Thanks to Simon McVittie for the original idea in telepathy-glib where we had tp_clear_object/pointer for years.

GTestDBus – test your DBus app

Thursday, April 26th, 2012

Recently, I’ve been working on making GDBus’ unit test helpers as public API on libgio (see bug #672985). Thanks to the help from David Zeuthen, it landed in gio master as GTestDBus object.

The basic idea is simple: g_test_dbus_up() starts a dbus-daemon and sets DBUS_SESSION_BUS_ADDRESS env variable. That means that your tests will then be using that private session bus instead of messing with user’s. When the unit test is done, call g_test_dbus_down() which will kill the dbus-daemon. Of course in the case you unit test fails and crash, it still make sure the dbus-daemon will be cleaned.

And finally, thanks to Alexander Larsson, it even works on win32.

Enjoy :D

git fork – quickly publish your git branches

Tuesday, April 24th, 2012

When working with a new git project, I like to publish my patches in git branches on my public git server. I usually use the collabora git server, but some people also have account on freedesktop, etc. But it’s a bit long just to publish a branch:

  1. locally: git clone ssh://git.gnome.org/git/empathy
  2. locally: ssh git.collabora.co.uk
  3. collabora: cd public_html/git && git init --bare git://git.gnome.org/empathy
  4. locally: git remote add xclaesse git+ssh://git.collabora.co.uk/git/user/xclaesse/empathy

Note how GNOME urls are different in 1) and 3), not only the ssh:// VS git:// but also the extra /git/ and it’s different with freedesktop.

So my first step to simplify this is to define insteadOf URLs in ~/.gitconfig both locally and on server:

locally:

[url "ssh://git.gnome.org/git/"]
    insteadof = gnome:
[url "git+ssh://git.collabora.co.uk/git/user/xclaesse/"]
    insteadof = collabora:

on server:

[url "git://git.gnome.org/"]
    insteadof = gnome:

Now the steps are:

  1. locally: git clone gnome:empathy
  2. locally: ssh git.collabora.co.uk
  3. collabora: cd public_html/git && git init --bare gnome:empathy
  4. locally: git remote add xclaesse collabora:empathy

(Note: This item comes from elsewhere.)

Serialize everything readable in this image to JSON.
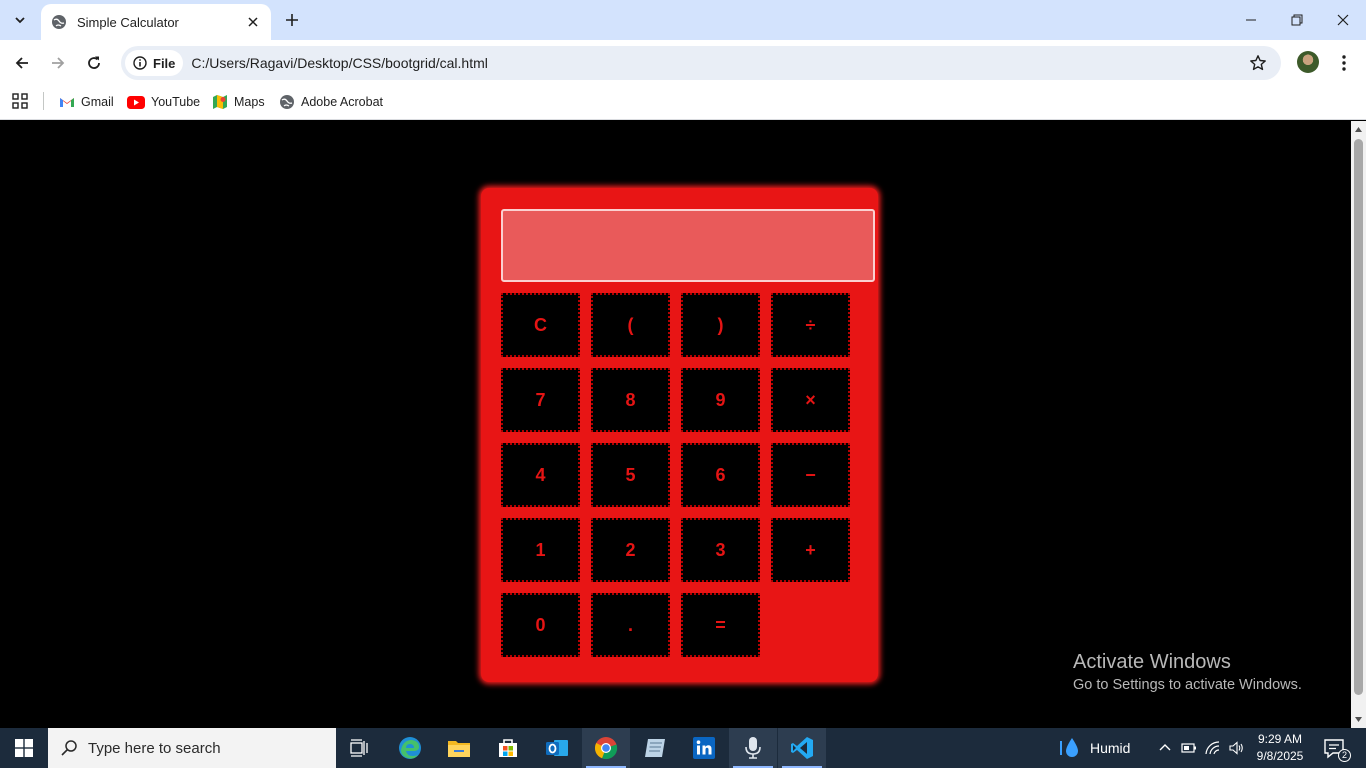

Still I’m lazy so I don’t like sshing the server manually, so the final step is to add this git alias in your local ~/.gitconfig:

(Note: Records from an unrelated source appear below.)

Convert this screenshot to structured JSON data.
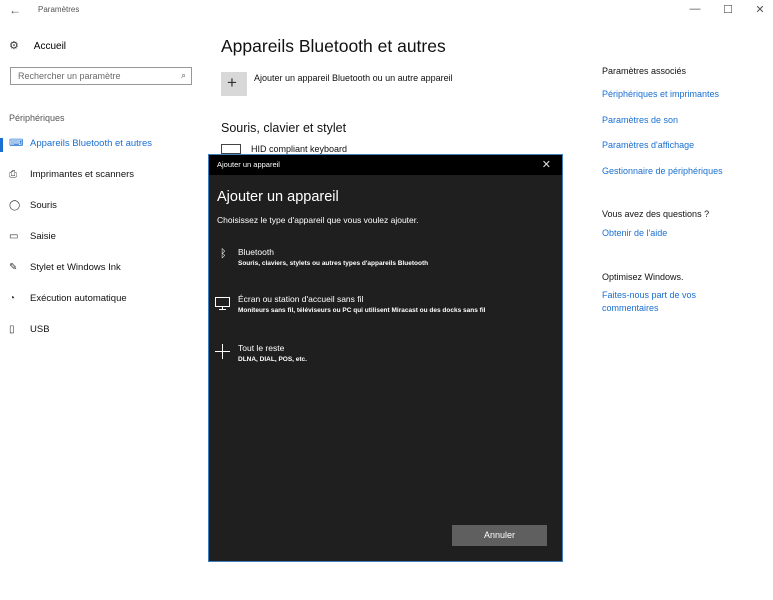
{
  "window": {
    "title": "Paramètres",
    "back_glyph": "←",
    "minimize_glyph": "—",
    "maximize_glyph": "☐",
    "close_glyph": "✕"
  },
  "sidebar": {
    "home_label": "Accueil",
    "search_placeholder": "Rechercher un paramètre",
    "section_label": "Périphériques",
    "items": [
      {
        "label": "Appareils Bluetooth et autres",
        "icon": "bluetooth-devices-icon",
        "active": true
      },
      {
        "label": "Imprimantes et scanners",
        "icon": "printer-icon",
        "active": false
      },
      {
        "label": "Souris",
        "icon": "mouse-icon",
        "active": false
      },
      {
        "label": "Saisie",
        "icon": "keyboard-icon",
        "active": false
      },
      {
        "label": "Stylet et Windows Ink",
        "icon": "pen-icon",
        "active": false
      },
      {
        "label": "Exécution automatique",
        "icon": "autoplay-icon",
        "active": false
      },
      {
        "label": "USB",
        "icon": "usb-icon",
        "active": false
      }
    ]
  },
  "main": {
    "title": "Appareils Bluetooth et autres",
    "add_label": "Ajouter un appareil Bluetooth ou un autre appareil",
    "section_title": "Souris, clavier et stylet",
    "device_name": "HID compliant keyboard"
  },
  "right": {
    "related_title": "Paramètres associés",
    "related_links": [
      "Périphériques et imprimantes",
      "Paramètres de son",
      "Paramètres d'affichage",
      "Gestionnaire de périphériques"
    ],
    "questions_title": "Vous avez des questions ?",
    "help_link": "Obtenir de l'aide",
    "improve_title": "Optimisez Windows.",
    "feedback_link_1": "Faites-nous part de vos",
    "feedback_link_2": "commentaires"
  },
  "dialog": {
    "titlebar": "Ajouter un appareil",
    "heading": "Ajouter un appareil",
    "subtitle": "Choisissez le type d'appareil que vous voulez ajouter.",
    "options": [
      {
        "title": "Bluetooth",
        "desc": "Souris, claviers, stylets ou autres types d'appareils Bluetooth",
        "icon": "bluetooth-icon"
      },
      {
        "title": "Écran ou station d'accueil sans fil",
        "desc": "Moniteurs sans fil, téléviseurs ou PC qui utilisent Miracast ou des docks sans fil",
        "icon": "monitor-icon"
      },
      {
        "title": "Tout le reste",
        "desc": "DLNA, DIAL, POS, etc.",
        "icon": "plus-icon"
      }
    ],
    "cancel_label": "Annuler"
  },
  "colors": {
    "accent": "#1a6fd1",
    "dialog_bg": "#1f1f1f",
    "dialog_border": "#3e7fbf",
    "button_bg": "#5f5f5f"
  }
}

[alias]
    fork = !git config --get remote.origin.url | xargs -n 1 ssh git.collabora.co.uk \"cd ~/public_html/git && git init --bare\"

That will create a public repository for the project you’re currently in, just by typing “git fork”! Steps are now:

  1. locally: git clone gnome:empathy
  2. locally: git fork
  3. locally: git remote add xclaesse collabora:empathy

Update: It’s more flexible with a python script, save it as “git-fork”, put it somewhere in your PATH and chmod +x

#!/usr/bin/python

import subprocess

remote_host = "git.collabora.co.uk"
git_remote_prefix = "collabora:"
git_remote_name = "zdra"

# Get current git repository's name
remote = subprocess.check_output(["git", "config", "--get", "remote.origin.url"]).strip()
name = remote[max (remote.rfind("/"), remote.rfind(":")) + 1:]
if not name.endswith(".git"):
    name = name + ".git"

# Create a remote repository
remote_cmd = "cd ~/public_html/git && git init --bare " + name
subprocess.call (["ssh", remote_host, remote_cmd])

# Add the remote repository to git remotes and push master
subprocess.call (["git", "remote", "add", git_remote_name, git_remote_prefix + name])
subprocess.call (["git", "push", git_remote_name, "master"])